Thurston Moore started a band and played a show. It was all whirlwind, heat and flash.
The former Sonic Youth frontman brought his new project, Thurston Moore Band, to the stage last night as part of the #BoldlyGo concert series, presented by Norton and Pandora. In celebration of their new record, The Best Day, an intimate audience of Pandora listeners was invited to Webster Hall’s private Marlin Room and treated to an open bar and limited-edition posters from the band.
The space was decked out with chic couches, a formal press wall, and lots of elegant brand placement. Whether you were entering, exiting, or just walking across the room, you were constantly required to flash your VIP pass to the security guards stationed about, which added to the exclusive feel.
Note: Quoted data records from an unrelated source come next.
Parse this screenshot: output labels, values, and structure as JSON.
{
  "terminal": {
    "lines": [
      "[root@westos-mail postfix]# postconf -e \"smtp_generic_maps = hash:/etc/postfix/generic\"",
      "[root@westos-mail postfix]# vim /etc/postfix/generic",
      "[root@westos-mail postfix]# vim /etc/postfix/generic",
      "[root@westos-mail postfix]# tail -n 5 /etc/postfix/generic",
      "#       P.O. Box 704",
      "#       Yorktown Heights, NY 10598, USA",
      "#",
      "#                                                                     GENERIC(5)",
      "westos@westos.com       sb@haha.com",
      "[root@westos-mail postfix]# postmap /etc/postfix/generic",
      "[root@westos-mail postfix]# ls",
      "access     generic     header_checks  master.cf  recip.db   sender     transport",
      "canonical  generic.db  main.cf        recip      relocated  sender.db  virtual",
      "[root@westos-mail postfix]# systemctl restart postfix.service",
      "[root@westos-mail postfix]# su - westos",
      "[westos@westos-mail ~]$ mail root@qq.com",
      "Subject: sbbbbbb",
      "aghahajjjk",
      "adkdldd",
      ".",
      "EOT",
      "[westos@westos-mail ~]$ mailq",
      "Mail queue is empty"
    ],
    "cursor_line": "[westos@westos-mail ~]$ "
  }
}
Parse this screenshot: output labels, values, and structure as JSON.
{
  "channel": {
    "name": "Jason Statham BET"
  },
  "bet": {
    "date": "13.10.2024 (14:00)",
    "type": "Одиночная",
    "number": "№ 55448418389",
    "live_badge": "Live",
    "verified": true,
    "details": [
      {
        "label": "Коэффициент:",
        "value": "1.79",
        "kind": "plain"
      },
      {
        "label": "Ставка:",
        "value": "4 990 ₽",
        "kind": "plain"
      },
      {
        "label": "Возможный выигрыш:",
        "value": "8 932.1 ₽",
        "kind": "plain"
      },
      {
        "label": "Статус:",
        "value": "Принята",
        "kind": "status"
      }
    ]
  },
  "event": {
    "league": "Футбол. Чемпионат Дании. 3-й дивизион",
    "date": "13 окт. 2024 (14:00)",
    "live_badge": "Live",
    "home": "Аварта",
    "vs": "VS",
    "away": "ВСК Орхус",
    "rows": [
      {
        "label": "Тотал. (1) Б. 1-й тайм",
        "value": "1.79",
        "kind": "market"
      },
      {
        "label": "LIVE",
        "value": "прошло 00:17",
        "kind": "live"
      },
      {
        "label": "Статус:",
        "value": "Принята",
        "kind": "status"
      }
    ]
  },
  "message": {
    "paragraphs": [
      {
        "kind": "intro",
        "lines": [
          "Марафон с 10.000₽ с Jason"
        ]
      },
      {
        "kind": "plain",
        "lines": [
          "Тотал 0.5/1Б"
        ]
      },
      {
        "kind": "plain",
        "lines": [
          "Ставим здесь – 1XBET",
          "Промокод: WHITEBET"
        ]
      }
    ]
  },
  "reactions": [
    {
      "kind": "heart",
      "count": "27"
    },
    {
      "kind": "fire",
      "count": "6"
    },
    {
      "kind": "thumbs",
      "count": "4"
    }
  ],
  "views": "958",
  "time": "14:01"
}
Trying to write out a setlist for Thurston Moore Band is like trying to put toothpaste back into the tube. Snippets of verses ooze into freeform solos, new ideas bleed through every note, and the next song slides into place right when you least expect it. At the gooey center of it all, they performed “Forevermore,” “Speak to the Wild,” “Germs Burn,” “Detonation,” “Fri/End,” and a 30-minute encore of “Pretty Bad” and “Ono Soul.”
Rather than basking in the wild applause or launching into a song, they started off with the kind of attentive tuning you would hear from a professional orchestra. They weren’t afraid to take their time warming up, because they weren’t really there to put on a show. They were there to play music.
With flannel shirts and mussed hair, Thurston Moore Band almost had that boy-next-door-who-plays-in-that-garage-band look. But their sound was dead opposite, a powerhouse of intricate guitar work and focused musicality.
The juxtaposition was fascinating. Each member presented their skills so nonchalantly that it was less like they were blasting it at you from a stage and more like they were passing you a note in math class. Even after the lengthy jam session, fans were thirsting for more.
“The crowd seemed very attentive,” guitarist James Sedwards told FDRMX after their performance. “They definitely seemed to be watching and listening as opposed to just being there to be seen, or to try to be cool.”
“No one seemed to be reacting like ‘I wonder what this is.’ It’s like they knew what they were getting into.”